She was an English geriatrician and campaigner for better patient care.
Kate was diagnosed with desmoplastic small-round-cell tumor (DSRCT), a type of sarcoma, in 2011 and subsequently started the “#hellomynameis” campaign, encouraging healthcare staff to introduce themselves to patients.
Kate also raised over £250,000 for cancer research.
Granger was originally from Huddersfield, West Yorkshire.
She studied at the University of Edinburgh, obtaining a BSc in Pharmacology in 2002 and a MBChB in 2005.
After graduation, she returned to West Yorkshire to work, obtaining a position with the Mid Yorkshire Hospitals NHS Trust, at Pinderfields Hospital, Wakefield.
In July 2011, she became ill when on holiday in California with her husband Chris Pointon.
Kate was treated in the Emergency Room in Santa Cruz when her kidneys failed.
Then after going back to Leeds and was given further tests. When she was told the diagnosis she knew that DSRCT that had metastasized had “an utterly dismal prognosis”.
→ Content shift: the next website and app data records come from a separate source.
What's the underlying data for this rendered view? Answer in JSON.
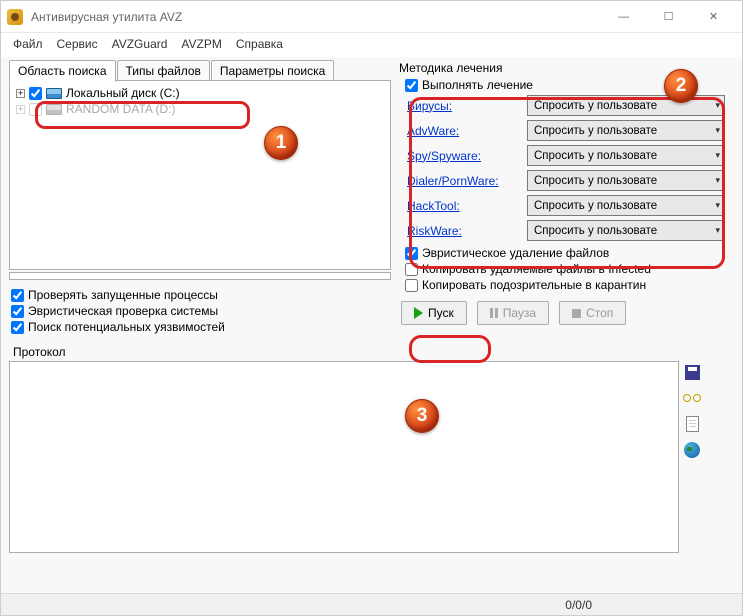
{
  "window": {
    "title": "Антивирусная утилита AVZ"
  },
  "menu": {
    "items": [
      "Файл",
      "Сервис",
      "AVZGuard",
      "AVZPM",
      "Справка"
    ]
  },
  "left_tabs": {
    "items": [
      "Область поиска",
      "Типы файлов",
      "Параметры поиска"
    ],
    "active": 0
  },
  "tree": {
    "rows": [
      {
        "expand": "+",
        "checked": true,
        "label": "Локальный диск (C:)"
      },
      {
        "expand": "+",
        "checked": false,
        "label": "RANDOM DATA (D:)"
      }
    ]
  },
  "left_checks": [
    {
      "checked": true,
      "label": "Проверять запущенные процессы"
    },
    {
      "checked": true,
      "label": "Эвристическая проверка системы"
    },
    {
      "checked": true,
      "label": "Поиск потенциальных уязвимостей"
    }
  ],
  "right": {
    "section": "Методика лечения",
    "perform_cure_label": "Выполнять лечение",
    "perform_cure_checked": true,
    "threat_rows": [
      {
        "label": "Вирусы:",
        "value": "Спросить у пользовате"
      },
      {
        "label": "AdvWare:",
        "value": "Спросить у пользовате"
      },
      {
        "label": "Spy/Spyware:",
        "value": "Спросить у пользовате"
      },
      {
        "label": "Dialer/PornWare:",
        "value": "Спросить у пользовате"
      },
      {
        "label": "HackTool:",
        "value": "Спросить у пользовате"
      },
      {
        "label": "RiskWare:",
        "value": "Спросить у пользовате"
      }
    ],
    "bottom_checks": [
      {
        "checked": true,
        "label": "Эвристическое удаление файлов"
      },
      {
        "checked": false,
        "label": "Копировать удаляемые файлы в Infected"
      },
      {
        "checked": false,
        "label": "Копировать подозрительные в карантин"
      }
    ]
  },
  "buttons": {
    "start": "Пуск",
    "pause": "Пауза",
    "stop": "Стоп"
  },
  "protocol": {
    "label": "Протокол"
  },
  "status": {
    "counters": "0/0/0"
  },
  "callouts": {
    "c1": "1",
    "c2": "2",
    "c3": "3"
  }
}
She was treated with P6 protocol chemotherapy and endured painful treatments which she described in detail in her blog “The Other Side and the Bright Side.
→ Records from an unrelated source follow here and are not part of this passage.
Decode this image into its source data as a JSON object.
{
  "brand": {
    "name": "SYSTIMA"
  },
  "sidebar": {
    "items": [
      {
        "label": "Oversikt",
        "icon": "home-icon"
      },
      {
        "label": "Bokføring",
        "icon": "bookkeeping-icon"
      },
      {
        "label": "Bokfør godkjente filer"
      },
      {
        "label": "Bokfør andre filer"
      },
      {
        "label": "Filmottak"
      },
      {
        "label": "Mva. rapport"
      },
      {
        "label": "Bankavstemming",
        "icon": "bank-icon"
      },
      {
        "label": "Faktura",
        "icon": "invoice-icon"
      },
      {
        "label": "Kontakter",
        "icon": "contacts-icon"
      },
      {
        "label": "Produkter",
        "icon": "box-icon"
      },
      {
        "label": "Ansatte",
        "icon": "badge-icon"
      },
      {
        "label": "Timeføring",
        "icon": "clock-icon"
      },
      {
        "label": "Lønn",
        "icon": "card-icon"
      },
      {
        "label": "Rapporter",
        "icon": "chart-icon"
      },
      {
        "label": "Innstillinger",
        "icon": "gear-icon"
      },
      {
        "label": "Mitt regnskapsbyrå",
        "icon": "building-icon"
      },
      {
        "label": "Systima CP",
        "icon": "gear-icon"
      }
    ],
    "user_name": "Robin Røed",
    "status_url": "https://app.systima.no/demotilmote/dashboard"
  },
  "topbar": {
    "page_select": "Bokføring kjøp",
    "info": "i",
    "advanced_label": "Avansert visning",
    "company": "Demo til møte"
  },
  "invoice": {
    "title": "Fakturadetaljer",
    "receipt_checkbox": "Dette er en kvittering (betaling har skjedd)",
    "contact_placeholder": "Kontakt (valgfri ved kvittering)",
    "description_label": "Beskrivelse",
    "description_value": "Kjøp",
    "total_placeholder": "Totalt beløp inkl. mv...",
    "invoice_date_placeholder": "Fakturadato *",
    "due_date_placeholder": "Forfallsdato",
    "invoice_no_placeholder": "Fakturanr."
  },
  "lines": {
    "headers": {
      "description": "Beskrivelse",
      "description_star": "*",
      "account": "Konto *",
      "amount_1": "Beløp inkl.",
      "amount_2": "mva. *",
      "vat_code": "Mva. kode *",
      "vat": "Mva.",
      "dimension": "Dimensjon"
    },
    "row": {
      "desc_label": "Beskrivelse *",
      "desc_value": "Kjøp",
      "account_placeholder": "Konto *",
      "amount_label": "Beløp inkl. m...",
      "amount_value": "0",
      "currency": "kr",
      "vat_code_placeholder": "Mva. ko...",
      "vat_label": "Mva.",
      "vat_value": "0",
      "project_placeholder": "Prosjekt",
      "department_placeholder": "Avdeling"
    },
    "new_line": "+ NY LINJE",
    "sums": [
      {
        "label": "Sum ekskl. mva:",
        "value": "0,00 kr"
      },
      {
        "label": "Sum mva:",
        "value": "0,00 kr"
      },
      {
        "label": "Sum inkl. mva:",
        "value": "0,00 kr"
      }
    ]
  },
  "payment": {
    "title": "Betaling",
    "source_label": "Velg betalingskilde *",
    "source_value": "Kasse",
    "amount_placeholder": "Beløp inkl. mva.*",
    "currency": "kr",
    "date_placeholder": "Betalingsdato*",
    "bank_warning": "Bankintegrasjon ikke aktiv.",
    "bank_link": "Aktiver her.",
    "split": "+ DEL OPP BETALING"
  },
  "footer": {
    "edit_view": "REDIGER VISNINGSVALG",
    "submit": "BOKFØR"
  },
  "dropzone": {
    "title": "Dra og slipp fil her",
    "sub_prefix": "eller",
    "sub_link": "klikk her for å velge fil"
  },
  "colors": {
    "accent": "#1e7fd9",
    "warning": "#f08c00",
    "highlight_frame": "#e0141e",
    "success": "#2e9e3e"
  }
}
During 2014, the NHS England created the Kate Granger Awards for Compassionate Care.
This type of annual awards are in honour of Granger to “recognize an individual, team or organization that has made a positive difference to patient care”.
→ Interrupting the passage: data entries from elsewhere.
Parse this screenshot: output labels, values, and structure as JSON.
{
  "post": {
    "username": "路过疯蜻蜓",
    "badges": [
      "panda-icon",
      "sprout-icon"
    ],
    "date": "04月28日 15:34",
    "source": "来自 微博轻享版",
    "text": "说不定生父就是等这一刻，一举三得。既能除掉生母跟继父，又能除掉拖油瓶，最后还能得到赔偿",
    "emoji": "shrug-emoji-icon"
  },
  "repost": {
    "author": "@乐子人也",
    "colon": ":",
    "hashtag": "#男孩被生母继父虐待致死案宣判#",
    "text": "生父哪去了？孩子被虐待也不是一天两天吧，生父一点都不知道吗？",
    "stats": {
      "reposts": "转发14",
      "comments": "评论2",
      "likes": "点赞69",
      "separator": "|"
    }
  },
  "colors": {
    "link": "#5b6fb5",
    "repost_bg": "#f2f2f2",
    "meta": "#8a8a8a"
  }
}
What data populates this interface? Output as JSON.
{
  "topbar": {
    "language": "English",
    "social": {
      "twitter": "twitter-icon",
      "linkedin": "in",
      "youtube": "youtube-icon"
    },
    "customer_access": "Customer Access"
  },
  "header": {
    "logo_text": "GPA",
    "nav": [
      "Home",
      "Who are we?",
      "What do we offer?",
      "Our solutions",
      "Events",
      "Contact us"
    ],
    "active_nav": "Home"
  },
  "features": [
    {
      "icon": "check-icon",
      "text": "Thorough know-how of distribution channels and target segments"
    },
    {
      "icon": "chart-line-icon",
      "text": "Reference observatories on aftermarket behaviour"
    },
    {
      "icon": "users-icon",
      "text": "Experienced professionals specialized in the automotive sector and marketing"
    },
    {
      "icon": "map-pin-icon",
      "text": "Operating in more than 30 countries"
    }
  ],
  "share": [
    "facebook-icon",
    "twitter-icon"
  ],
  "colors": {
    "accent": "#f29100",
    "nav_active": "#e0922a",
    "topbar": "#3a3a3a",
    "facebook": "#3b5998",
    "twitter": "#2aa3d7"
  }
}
Granger was made a Member of the Most Excellent Order of the British Empire (MBE) in the 2015 New Year Honours for services to the NHS and improving care.
Her award was presented to her at Buckingham Palace by the Prince of Wales, in June 2015.
Near 2015 Kate was made an honorary Doctor of Science by London South Bank University.
Kate Granger received a special achievement award from the BMJ, in 2016, honouring her for her work on the “Hello, my name is” campaign.
Kate Granger passed away at 34 years old.